Calibration data can be used to provide correction of measured data or perform uncertainty calculations. Generally, calibration data can be of different types and different levels of complexity. For most of the cases user acquires error in each axis, e. g. using a calibrated standard. This value can be used for data correction. Similarly, the value of uncertainty is mostly determined for each axis from calibrated standard certificate and from measurement process uncertainty budget.
In more complex cases, calibration data can be determined locally. Scanner error cannot always be described by only three parameters (one for each axis) and its uncertainty is not necessarily the same in whole range. For precise measurements it is therefore practical to determine local errors and namely local uncertainties that can be used for further calculations. By "local" we mean here uncertainties that are related to certain location in the complete volume that can be reached by the scanner.
To obtain local errors and uncertainties, one can use a calibration standard again or use a more complex instrument, like interferometer for scanning stage calibration. This is usually done in metrology institutes.
In Gwyddion, there is a set of tools helping local uncertainty processing. Primary calibration data, related to a scanning stage, can be determined or loaded. They can be assigned to a certain SPM measurement data creating a set of calibrations. These are used automatically in tools and modules where uncertainty propagation calculation can be performed in order to provide measurement uncertainty.
Calibration data can be acquired in the following ways:
The module→ can be used for creating simplest primary calibration data - based only on knowledge of xyz errors and uncertainties and on scanner volume geometry. We also need to specify calibration name. Primary calibration data will be accessible under this name module for its data application to SPM measurements.

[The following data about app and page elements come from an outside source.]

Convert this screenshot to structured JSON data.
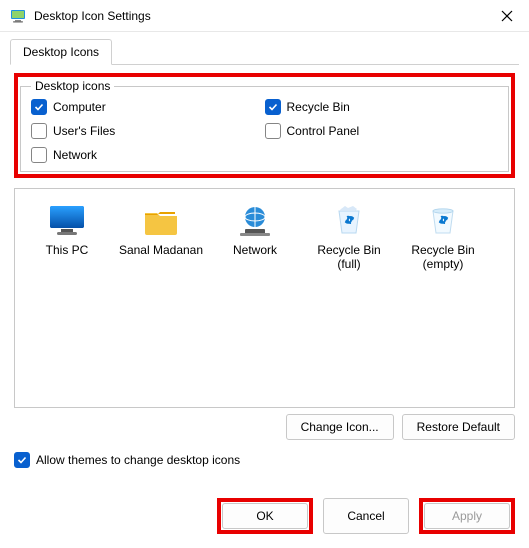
{
  "window": {
    "title": "Desktop Icon Settings"
  },
  "tab": {
    "label": "Desktop Icons"
  },
  "group": {
    "legend": "Desktop icons",
    "items": [
      {
        "label": "Computer",
        "checked": true
      },
      {
        "label": "User's Files",
        "checked": false
      },
      {
        "label": "Network",
        "checked": false
      },
      {
        "label": "Recycle Bin",
        "checked": true
      },
      {
        "label": "Control Panel",
        "checked": false
      }
    ]
  },
  "preview": {
    "items": [
      {
        "label": "This PC"
      },
      {
        "label": "Sanal Madanan"
      },
      {
        "label": "Network"
      },
      {
        "label": "Recycle Bin (full)"
      },
      {
        "label": "Recycle Bin (empty)"
      }
    ],
    "change_icon": "Change Icon...",
    "restore_default": "Restore Default"
  },
  "allow_themes": {
    "label": "Allow themes to change desktop icons",
    "checked": true
  },
  "buttons": {
    "ok": "OK",
    "cancel": "Cancel",
    "apply": "Apply"
  }
}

Using→ module, we can determine primary xyz calibration data from a set of calibration grating measurements. Here we need to provide several measurements of calibration grating for different z-levels of the scanner. This forms several cross-sections of the full scanner volume. Providing single grating detail, nominal grating pitch and assuming that the grating planarity and orthogonality is much higher than that of scanning stage we can determine primary calibration data on the basis of correlation. Note that this way of calibrating a microscope is only very approximate and its use for metrology purposes is very limited. However, it can provide a lot of useful information about our scanner properties if we are unable to perform more complex analysis.
Finally, using→ we can load any primary 3D calibration data determined by an external device, like set of interferometers. Data should be a plain text file containing number of calibration sets and sets (x, y, z, x_err, y_err, z_err, x_unc, y_unc, z_unc).
Primary calibration data obtained in previous steps are related to a scanning stage, not to concrete SPM measurements. We can use primary calibration data for different measurements. To use primary calibration data for our measured data processing, we need to apply them first. Using module→ we can review and select calibration data applied on our height field measurements. After applying calibration data a set of calibration datafields is created and attached to selected data. A ‘C’ character appears in data browser as a sign of data with attached calibration. Note that the calibration attached to SPM measurement is no more related with primary calibration data (that were used for its creation).
When there is calibration attached to data, data reading and statistical quantities evaluation modules and tools recognize it automatically. Measurement uncertainty is then added to the measurement results. Uncertainty is calculated using uncertainty propagation law.